Skip to main content

All the way from Canada – meet Digital Futures Scholar in residence, Baris Fidan!

Baris Fidan is a Professor at the University of Waterloo (UW), Canada, in the Department of Mechanical and Mechatronics Engineering Department, with joint appointments at the Departments of Systems Design Engineering and Electrical and Computer Engineering. He received his PhD at the University of Southern California and worked at the NICTA and the Australian National University, Canberra, Australia, for five years before joining the UW in 2010. Fidan is a Digital Futures Scholar in residence from September 2023 to June 2024.

He has been PI/co-PI of research projects and programs focusing on distributed motion planning and coordination of mobile robot and autonomous vehicle networks, adaptive and learning-based motion planning and manoeuvre control for collaborative driving and intelligent transportation, distributed parameter identification and adaptive control of intelligent vehicle systems and mobile robotic platforms, localization and mapping via autonomous vehicle networks, UAV navigation and stability control, filtering and control design for biomedical and human assistive robotic applications.

Hi Baris, you came to Stockholm as a Digital Futures Scholar in residence – all the way from Canada. How did you find out about this opportunity?

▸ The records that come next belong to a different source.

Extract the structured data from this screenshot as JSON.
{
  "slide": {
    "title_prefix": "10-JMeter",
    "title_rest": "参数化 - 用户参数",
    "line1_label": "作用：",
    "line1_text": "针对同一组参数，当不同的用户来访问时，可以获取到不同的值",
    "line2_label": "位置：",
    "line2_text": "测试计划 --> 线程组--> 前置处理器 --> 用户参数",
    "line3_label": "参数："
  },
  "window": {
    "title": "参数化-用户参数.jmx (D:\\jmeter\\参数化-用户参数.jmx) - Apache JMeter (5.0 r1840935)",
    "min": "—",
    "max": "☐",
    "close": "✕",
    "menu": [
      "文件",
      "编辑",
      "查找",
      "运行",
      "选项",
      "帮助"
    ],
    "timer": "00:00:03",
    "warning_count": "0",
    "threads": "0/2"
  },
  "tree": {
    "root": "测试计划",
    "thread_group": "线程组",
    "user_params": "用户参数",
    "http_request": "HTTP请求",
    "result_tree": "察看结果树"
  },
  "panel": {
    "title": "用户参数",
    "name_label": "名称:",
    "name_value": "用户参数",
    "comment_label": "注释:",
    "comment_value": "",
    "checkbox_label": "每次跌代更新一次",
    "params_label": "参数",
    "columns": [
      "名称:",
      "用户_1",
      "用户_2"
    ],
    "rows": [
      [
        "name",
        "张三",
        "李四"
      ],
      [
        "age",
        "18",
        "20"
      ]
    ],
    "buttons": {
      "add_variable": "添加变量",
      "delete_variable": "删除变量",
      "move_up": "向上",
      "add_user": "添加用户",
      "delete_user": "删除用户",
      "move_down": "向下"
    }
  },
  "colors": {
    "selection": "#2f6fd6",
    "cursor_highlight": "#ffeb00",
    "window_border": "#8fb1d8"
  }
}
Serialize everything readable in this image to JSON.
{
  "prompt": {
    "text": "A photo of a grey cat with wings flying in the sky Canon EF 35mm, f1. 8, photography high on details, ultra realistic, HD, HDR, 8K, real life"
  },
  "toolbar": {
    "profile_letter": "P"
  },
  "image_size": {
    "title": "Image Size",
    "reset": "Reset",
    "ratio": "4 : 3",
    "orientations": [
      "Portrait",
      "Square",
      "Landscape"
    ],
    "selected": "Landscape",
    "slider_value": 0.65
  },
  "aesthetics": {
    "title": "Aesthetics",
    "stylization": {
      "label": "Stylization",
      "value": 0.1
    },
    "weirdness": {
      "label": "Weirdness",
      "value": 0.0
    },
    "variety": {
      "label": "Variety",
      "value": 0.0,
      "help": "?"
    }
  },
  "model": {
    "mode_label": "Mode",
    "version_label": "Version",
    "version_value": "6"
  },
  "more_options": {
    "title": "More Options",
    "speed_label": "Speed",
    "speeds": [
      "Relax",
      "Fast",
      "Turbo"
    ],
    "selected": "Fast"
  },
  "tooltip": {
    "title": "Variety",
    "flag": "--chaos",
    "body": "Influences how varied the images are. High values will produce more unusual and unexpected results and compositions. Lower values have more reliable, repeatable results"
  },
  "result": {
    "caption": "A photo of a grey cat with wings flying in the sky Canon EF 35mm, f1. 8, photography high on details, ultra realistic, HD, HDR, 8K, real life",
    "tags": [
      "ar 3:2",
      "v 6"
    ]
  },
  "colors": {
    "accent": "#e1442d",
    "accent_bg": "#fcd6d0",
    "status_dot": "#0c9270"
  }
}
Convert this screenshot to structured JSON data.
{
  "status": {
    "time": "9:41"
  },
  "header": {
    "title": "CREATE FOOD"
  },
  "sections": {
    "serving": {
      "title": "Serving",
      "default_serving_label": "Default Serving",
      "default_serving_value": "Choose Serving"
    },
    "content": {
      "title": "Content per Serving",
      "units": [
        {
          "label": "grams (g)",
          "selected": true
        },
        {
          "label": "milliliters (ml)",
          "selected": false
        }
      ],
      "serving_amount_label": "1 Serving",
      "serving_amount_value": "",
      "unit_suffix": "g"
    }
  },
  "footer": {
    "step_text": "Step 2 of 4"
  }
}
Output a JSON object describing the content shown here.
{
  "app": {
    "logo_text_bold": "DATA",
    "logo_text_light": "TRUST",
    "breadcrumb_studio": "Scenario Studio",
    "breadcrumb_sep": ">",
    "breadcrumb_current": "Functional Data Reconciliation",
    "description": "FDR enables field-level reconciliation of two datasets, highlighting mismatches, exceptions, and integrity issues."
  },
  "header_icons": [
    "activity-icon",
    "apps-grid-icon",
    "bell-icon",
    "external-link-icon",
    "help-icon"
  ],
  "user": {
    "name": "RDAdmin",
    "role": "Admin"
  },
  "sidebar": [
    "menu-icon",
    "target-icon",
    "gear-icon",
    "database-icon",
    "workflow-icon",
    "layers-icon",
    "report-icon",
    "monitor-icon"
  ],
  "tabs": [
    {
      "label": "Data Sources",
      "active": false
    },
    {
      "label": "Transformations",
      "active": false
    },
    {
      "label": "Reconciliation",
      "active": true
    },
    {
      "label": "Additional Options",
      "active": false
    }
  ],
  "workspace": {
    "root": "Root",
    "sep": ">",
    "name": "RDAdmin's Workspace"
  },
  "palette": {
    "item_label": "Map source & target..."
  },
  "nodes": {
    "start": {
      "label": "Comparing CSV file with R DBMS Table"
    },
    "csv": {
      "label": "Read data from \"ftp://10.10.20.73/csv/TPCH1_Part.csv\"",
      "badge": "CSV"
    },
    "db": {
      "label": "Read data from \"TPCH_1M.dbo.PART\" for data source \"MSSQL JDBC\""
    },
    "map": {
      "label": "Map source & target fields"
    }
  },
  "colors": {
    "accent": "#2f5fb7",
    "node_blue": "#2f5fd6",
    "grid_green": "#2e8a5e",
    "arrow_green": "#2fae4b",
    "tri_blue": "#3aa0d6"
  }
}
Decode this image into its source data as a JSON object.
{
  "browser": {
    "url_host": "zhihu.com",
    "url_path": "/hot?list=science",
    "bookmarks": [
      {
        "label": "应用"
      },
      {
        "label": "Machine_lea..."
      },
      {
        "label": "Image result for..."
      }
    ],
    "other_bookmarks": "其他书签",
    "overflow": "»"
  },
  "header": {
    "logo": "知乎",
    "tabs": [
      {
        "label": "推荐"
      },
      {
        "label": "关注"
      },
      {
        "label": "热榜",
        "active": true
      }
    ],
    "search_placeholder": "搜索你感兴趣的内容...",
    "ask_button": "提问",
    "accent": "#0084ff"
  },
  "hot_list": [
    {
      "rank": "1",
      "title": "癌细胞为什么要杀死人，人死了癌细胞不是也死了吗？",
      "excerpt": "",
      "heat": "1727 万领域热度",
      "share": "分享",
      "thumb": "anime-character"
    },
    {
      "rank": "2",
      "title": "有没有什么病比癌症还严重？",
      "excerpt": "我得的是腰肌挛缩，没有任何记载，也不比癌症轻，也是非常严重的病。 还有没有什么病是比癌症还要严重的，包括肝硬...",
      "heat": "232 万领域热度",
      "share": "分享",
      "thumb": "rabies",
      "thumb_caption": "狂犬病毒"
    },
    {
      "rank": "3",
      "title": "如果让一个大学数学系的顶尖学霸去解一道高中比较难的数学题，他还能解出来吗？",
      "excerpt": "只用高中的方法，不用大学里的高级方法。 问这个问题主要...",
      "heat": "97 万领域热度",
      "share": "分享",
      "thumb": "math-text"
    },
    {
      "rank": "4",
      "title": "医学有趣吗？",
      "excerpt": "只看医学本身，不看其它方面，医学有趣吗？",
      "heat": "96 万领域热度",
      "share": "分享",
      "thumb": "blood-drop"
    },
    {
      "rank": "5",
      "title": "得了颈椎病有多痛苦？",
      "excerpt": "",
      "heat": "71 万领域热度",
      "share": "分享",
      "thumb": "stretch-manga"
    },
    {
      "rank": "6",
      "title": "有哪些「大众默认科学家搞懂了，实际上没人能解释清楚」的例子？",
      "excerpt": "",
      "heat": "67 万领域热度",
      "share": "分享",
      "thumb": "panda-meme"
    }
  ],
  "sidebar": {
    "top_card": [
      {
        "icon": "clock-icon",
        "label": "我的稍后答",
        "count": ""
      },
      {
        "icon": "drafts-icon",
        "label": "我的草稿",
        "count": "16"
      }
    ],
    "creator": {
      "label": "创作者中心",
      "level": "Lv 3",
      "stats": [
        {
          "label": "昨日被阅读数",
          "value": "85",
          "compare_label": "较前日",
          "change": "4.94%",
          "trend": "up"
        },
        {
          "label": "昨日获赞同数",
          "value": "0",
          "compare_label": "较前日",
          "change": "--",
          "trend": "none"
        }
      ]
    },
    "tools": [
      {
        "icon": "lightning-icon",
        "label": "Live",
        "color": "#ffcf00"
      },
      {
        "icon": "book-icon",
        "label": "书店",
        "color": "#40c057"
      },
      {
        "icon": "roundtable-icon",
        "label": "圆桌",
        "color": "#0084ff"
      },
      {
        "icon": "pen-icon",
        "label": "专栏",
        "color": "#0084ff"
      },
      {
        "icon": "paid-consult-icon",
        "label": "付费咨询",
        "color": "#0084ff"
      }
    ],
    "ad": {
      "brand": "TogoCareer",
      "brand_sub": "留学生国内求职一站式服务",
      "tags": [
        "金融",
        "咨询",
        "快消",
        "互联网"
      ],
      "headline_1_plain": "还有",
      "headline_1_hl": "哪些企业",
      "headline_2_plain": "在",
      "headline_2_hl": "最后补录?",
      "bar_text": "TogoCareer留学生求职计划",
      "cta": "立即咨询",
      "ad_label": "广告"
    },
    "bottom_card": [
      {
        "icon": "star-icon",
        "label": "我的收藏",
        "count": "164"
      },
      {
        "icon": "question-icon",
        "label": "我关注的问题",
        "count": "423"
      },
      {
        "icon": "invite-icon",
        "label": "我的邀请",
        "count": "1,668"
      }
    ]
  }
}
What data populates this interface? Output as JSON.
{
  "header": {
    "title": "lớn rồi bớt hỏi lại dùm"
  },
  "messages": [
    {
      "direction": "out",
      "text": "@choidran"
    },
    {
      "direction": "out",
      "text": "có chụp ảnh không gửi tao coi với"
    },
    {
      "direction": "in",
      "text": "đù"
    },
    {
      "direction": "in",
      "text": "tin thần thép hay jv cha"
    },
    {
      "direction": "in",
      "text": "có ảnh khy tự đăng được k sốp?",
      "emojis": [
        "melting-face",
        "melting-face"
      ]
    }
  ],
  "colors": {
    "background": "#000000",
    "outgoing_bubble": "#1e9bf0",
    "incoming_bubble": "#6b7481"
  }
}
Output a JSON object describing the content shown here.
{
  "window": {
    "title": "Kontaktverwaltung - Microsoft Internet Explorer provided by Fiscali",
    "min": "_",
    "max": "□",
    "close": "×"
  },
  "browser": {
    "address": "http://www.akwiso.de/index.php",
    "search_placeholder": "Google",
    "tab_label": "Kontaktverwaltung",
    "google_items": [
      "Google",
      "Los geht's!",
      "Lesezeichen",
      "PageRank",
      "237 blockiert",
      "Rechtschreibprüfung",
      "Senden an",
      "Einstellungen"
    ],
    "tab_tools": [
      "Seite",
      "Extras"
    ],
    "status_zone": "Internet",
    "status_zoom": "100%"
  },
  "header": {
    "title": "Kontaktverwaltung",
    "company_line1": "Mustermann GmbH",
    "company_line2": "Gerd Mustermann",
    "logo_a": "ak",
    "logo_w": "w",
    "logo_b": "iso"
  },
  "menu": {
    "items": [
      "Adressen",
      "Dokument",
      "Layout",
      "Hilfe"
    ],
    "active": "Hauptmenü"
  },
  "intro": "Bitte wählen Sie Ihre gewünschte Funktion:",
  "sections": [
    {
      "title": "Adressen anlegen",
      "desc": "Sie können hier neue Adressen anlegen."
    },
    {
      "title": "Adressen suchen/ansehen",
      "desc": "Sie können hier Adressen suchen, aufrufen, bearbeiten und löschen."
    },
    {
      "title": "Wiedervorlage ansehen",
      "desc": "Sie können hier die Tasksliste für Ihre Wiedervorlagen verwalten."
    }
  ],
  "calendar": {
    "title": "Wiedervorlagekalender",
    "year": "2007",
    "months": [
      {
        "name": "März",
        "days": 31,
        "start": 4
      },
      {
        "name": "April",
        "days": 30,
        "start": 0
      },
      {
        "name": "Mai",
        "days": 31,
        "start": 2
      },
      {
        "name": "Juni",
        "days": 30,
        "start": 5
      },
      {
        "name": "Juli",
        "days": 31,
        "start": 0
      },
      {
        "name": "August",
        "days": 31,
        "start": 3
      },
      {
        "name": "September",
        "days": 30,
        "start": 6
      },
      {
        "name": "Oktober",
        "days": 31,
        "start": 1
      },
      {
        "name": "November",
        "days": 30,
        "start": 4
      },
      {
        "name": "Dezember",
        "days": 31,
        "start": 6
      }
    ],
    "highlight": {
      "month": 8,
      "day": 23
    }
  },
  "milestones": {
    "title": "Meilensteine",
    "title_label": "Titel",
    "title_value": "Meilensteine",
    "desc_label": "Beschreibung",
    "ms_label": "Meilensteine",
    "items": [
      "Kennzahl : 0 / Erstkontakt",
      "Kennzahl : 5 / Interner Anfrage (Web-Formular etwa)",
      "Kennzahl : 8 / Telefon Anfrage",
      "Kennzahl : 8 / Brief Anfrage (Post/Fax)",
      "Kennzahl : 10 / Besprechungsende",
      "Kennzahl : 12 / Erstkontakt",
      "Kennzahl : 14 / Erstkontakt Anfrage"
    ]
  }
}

– I have known about the great systems, controls and robotics research at KTH Stockholm for a long time. Several researchers I worked with at the Australian National University and the University of Waterloo did research at KTH Stockholm as postdoctoral fellows or visiting researchers while we collaborated with them. Hence, indirectly, I had research collaborations or communications with colleagues from KTH Stockholm before. I first heard about Digital Futures from these colleagues and then learned more from the Digital Futures web pages.

Your research expertise is in Nonlinear and Adaptive Control and Estimation, Multiagent and Cooperative Systems and Sensor Networks, with particular applications in Intelligent Vehicle and Mechatronic Systems. Why do you find all this so fascinating?

– The area of Nonlinear and Adaptive Control Systems, including Adaptive Filtering and Estimator Design, has a lot of attractive challenges. Exploring the solutions to challenging mathematical problems in these areas is quite fun. Seeing different real-life applications of such mathematical design and analysis is interesting and fun. Intelligent vehicles and mechatronic systems form such an interesting real-life application area, where it is great to see the use of mathematical system designs and algorithms in advancing intelligent systems more and more to make our day-to-day lives easier.

What did you do so far during your stay at Digital Futures?

– This stay has been a great opportunity for me to interact with many researchers – professors, postdoctoral fellows, PhD students – affiliated with Digital Futures, who are doing great research studies within my research interests. I plan to continue these interactions as long as possible towards some collaborative research results. So far, I have attended several great workshops, meetings and events organized by Digital Futures, including Digitalize in Stockholm 2023 and Digital Futures Faculty Workshop. These events helped me gain insights into various aspects of my research and academic work. I am currently continuing the collaborative research work initiated with the Digital Futures researchers.

You have also given a short Online Parameter Identification and Adaptive Control course – tell us a bit about this.

– The short course was a condensed, quick, but comprehensive coverage of Online Parameter Identification and Adaptive Control. It aimed to provide a basic ground for the design and analysis of online parameter identification and adaptive control of dynamic systems whose parameters are unknown or changing with time in an unknown manner. Despite the short notice, we had a decent audience interested in the topic. We plan to have some application projects based on what was covered in the short course during my final stay in June 2024. 

Finally, tell us a little about yourself. What have you done in Stockholm so far? Any place you would like to visit while in Sweden?

– I am a happy father to two, and as a family, we like travelling and discovering new places. I do not have professional-level hobbies, but I like going on jogs, hiking, sightseeing and solving puzzles. My stay in Stockholm has been really nice so far. I had a chance to go sightseeing in the close vicinity of Stockholm on the weekends. Some of the places I visited are the Vasa Museum, Skansen, Swedish History Museum, Stockholm City Museum and the Nobel Prize Museum noting that I particularly enjoyed Skansen and Vasa as unique places. There are a couple of other places I would like to visit in and around Stockholm during my final stay in June. Then, when the weather is more convenient, I also hope to have a few multi-city train trips within Sweden.

You will have your final stay at Digital Futures in June 2024 – what will you do next?

– In my June stay, I am mainly planning to get the initiated research collaborations better structured, keep working on these topics, have further interactions with the Digital Futures researchers I am communicating with now, and plan the next steps of the research collaborations. I will also have some follow ups of the Short Course on Parameter Identification and Adaptive Control in the form of some application projects and a follow up talk in the June stay. After completing my visit, I plan to continue the research collaborations with Digital Futures and KTH in Stockholm further, while continuing my teaching, research, and projects at the University of Waterloo.